- Opening Delimiter -

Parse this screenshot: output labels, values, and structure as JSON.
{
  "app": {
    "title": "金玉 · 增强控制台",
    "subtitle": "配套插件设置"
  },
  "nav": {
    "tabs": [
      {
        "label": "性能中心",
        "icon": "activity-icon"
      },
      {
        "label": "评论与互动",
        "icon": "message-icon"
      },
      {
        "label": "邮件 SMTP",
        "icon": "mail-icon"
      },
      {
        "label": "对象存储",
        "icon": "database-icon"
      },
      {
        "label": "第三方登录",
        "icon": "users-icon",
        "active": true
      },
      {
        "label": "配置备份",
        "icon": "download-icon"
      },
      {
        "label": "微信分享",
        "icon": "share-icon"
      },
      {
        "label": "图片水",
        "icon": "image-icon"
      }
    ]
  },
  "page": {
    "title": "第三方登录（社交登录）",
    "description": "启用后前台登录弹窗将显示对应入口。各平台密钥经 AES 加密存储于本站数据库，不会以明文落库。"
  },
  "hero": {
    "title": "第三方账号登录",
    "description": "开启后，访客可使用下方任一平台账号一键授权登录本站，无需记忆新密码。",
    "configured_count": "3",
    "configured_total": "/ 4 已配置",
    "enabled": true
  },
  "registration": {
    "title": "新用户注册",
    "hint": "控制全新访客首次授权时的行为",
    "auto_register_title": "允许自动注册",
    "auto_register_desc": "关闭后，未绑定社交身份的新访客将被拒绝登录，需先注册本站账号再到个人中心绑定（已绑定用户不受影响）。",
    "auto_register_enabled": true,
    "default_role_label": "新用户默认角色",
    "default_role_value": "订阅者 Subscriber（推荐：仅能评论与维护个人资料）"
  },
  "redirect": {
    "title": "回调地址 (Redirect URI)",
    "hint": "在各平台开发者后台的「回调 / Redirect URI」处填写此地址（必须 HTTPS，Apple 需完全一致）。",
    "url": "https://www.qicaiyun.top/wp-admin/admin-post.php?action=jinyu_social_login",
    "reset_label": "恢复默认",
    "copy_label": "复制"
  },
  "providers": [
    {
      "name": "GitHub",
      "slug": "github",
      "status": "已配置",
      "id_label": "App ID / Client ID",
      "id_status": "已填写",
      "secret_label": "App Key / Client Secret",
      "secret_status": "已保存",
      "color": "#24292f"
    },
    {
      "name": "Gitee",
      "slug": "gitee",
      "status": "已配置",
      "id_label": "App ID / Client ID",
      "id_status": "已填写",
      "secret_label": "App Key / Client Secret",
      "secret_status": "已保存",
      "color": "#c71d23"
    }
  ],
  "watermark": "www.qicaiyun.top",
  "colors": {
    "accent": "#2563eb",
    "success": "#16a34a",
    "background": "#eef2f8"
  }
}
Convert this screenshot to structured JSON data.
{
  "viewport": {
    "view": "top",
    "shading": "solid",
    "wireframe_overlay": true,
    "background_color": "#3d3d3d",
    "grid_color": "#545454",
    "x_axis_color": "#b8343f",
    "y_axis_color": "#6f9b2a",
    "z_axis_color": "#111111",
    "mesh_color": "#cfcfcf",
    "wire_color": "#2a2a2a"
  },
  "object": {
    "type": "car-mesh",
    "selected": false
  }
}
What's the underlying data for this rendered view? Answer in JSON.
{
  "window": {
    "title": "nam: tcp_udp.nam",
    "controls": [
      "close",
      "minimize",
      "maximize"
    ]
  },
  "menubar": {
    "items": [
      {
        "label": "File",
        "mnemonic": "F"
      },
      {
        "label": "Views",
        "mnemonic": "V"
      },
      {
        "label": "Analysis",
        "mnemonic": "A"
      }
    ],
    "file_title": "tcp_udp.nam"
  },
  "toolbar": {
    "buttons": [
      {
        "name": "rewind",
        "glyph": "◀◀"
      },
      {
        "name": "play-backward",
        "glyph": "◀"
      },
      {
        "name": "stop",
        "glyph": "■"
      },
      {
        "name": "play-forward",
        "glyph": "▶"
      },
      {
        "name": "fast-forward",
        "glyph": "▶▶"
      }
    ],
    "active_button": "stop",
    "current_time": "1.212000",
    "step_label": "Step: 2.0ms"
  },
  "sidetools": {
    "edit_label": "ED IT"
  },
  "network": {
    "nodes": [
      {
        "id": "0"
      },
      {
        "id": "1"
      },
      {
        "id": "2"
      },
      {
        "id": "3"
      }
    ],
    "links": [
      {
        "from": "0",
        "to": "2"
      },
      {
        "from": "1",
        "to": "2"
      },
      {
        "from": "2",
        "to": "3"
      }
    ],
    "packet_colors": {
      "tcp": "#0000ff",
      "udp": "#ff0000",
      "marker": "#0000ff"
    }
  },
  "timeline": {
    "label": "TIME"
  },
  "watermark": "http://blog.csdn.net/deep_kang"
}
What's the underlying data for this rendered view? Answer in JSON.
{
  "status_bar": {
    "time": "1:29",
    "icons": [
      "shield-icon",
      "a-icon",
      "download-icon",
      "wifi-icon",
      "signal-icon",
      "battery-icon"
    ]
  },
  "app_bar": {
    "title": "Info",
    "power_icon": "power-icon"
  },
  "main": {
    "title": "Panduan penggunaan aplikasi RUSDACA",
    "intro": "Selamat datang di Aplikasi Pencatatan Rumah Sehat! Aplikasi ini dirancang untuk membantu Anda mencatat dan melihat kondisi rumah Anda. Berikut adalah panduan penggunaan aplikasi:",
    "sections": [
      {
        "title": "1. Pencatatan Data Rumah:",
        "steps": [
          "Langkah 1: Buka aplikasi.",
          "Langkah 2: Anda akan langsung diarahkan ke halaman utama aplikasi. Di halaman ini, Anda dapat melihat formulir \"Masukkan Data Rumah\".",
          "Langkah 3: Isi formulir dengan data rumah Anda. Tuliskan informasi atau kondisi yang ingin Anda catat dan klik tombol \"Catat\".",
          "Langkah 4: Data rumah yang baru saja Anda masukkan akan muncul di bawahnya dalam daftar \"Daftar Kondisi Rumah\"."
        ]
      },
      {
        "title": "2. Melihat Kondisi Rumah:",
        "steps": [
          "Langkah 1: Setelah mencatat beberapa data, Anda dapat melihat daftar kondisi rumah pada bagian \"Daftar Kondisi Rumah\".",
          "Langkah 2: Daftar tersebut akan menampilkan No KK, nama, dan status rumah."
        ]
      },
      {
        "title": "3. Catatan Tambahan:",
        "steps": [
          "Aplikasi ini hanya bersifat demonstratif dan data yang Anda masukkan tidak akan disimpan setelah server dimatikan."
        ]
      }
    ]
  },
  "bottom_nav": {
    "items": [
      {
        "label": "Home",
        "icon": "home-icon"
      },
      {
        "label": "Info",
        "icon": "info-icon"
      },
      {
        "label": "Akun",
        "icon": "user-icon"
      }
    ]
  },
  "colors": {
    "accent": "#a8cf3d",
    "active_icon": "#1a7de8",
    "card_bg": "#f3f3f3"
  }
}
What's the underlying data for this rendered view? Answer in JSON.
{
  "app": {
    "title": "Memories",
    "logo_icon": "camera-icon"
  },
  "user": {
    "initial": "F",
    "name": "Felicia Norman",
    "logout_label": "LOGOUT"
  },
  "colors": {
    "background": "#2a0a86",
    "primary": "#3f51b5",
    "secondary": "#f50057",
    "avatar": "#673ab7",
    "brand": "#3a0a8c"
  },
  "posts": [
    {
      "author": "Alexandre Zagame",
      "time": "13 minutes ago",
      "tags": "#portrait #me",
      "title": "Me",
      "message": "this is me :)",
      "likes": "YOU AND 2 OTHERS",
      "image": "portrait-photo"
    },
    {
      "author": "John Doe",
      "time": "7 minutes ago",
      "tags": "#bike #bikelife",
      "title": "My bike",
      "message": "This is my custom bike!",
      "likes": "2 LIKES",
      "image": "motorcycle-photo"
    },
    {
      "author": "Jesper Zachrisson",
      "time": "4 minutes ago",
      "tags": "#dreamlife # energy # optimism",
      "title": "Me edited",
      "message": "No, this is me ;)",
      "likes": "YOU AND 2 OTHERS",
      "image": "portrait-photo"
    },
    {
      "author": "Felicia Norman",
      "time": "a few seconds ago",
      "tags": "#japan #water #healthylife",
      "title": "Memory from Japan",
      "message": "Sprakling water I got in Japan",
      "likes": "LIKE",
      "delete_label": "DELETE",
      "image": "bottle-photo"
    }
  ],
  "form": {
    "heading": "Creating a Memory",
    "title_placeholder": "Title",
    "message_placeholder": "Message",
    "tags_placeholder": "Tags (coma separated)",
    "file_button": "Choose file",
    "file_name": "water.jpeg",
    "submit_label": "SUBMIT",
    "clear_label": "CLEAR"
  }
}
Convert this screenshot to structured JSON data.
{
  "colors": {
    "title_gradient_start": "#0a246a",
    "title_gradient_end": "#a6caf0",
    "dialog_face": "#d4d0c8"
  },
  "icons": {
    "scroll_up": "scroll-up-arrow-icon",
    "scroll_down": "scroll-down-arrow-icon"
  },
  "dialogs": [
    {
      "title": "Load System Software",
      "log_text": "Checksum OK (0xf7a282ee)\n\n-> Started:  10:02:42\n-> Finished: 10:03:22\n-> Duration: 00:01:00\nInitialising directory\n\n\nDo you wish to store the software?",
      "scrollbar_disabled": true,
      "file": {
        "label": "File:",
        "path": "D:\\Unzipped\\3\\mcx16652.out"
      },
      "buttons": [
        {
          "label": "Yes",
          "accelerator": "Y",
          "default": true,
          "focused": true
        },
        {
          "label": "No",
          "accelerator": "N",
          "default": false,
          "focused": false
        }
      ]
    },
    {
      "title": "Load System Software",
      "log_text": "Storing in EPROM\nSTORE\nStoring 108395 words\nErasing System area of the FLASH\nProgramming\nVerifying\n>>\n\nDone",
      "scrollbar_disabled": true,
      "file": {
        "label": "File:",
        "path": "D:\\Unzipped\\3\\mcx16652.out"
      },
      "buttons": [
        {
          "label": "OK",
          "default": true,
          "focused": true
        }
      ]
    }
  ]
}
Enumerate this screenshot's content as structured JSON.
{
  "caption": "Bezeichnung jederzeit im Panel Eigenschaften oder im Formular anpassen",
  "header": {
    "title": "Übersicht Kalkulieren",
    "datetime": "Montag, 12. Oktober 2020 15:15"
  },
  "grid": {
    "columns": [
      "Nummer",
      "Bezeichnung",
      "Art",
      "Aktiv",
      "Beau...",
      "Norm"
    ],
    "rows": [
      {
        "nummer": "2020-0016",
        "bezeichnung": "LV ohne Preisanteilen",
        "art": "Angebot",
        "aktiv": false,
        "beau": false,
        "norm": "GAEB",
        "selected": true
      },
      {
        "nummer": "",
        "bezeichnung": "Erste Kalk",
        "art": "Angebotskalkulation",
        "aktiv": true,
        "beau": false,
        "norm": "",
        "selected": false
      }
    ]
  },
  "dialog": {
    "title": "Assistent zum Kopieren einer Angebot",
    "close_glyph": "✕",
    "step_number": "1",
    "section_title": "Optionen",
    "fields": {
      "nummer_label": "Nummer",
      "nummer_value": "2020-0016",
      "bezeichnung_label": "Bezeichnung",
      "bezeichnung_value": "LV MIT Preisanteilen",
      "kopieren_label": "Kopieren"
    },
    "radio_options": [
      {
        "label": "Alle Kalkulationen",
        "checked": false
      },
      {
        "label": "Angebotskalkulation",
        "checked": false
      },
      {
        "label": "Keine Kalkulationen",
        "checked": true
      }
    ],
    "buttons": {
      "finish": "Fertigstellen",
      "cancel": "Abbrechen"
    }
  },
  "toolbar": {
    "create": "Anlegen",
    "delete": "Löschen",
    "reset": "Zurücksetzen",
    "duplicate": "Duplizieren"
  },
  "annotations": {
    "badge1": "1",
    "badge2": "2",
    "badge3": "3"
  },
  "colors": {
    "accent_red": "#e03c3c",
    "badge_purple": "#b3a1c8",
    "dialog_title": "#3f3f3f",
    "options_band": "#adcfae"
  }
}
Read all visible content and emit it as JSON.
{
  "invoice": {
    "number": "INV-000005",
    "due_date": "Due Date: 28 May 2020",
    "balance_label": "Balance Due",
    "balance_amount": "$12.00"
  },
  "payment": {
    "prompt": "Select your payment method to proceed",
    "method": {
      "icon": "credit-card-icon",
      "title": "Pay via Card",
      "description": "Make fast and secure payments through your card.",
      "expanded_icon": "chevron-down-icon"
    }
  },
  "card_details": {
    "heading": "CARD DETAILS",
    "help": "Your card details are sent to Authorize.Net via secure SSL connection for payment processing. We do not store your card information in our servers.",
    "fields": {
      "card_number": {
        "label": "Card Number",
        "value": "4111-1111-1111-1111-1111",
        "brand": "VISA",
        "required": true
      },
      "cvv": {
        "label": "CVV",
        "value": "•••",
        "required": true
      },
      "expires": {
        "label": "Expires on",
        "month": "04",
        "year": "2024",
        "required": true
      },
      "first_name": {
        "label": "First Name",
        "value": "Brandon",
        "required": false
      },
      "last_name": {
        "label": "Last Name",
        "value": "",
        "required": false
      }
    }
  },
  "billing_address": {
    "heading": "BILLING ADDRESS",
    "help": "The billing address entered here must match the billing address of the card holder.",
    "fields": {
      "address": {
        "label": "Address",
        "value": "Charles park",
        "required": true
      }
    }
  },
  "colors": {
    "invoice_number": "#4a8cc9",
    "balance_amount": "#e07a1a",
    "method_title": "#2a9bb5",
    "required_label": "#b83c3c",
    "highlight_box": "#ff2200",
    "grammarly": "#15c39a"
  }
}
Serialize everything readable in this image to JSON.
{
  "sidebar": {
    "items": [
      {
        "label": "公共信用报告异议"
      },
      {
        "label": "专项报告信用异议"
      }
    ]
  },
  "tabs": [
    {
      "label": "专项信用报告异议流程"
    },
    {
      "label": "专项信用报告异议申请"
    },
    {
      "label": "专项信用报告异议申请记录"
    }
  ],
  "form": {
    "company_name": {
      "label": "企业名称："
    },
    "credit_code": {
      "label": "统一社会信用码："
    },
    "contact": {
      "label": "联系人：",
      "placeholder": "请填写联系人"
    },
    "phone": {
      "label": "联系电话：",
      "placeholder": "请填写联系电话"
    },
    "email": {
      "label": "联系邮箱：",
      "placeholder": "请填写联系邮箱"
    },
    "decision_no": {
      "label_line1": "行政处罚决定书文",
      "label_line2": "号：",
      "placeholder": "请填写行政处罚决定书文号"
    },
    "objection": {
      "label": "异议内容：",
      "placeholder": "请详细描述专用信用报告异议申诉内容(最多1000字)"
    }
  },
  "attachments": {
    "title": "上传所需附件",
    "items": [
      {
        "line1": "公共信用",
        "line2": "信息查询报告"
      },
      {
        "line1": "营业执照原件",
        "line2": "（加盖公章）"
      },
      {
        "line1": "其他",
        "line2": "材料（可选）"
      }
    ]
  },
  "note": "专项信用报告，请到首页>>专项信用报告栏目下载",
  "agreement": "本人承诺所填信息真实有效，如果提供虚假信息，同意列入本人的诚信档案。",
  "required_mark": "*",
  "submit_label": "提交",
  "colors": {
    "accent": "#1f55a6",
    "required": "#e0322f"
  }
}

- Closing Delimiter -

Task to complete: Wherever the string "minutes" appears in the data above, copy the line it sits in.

Solved exercise:
      "time": "13 minutes ago",
      "time": "7 minutes ago",
      "time": "4 minutes ago",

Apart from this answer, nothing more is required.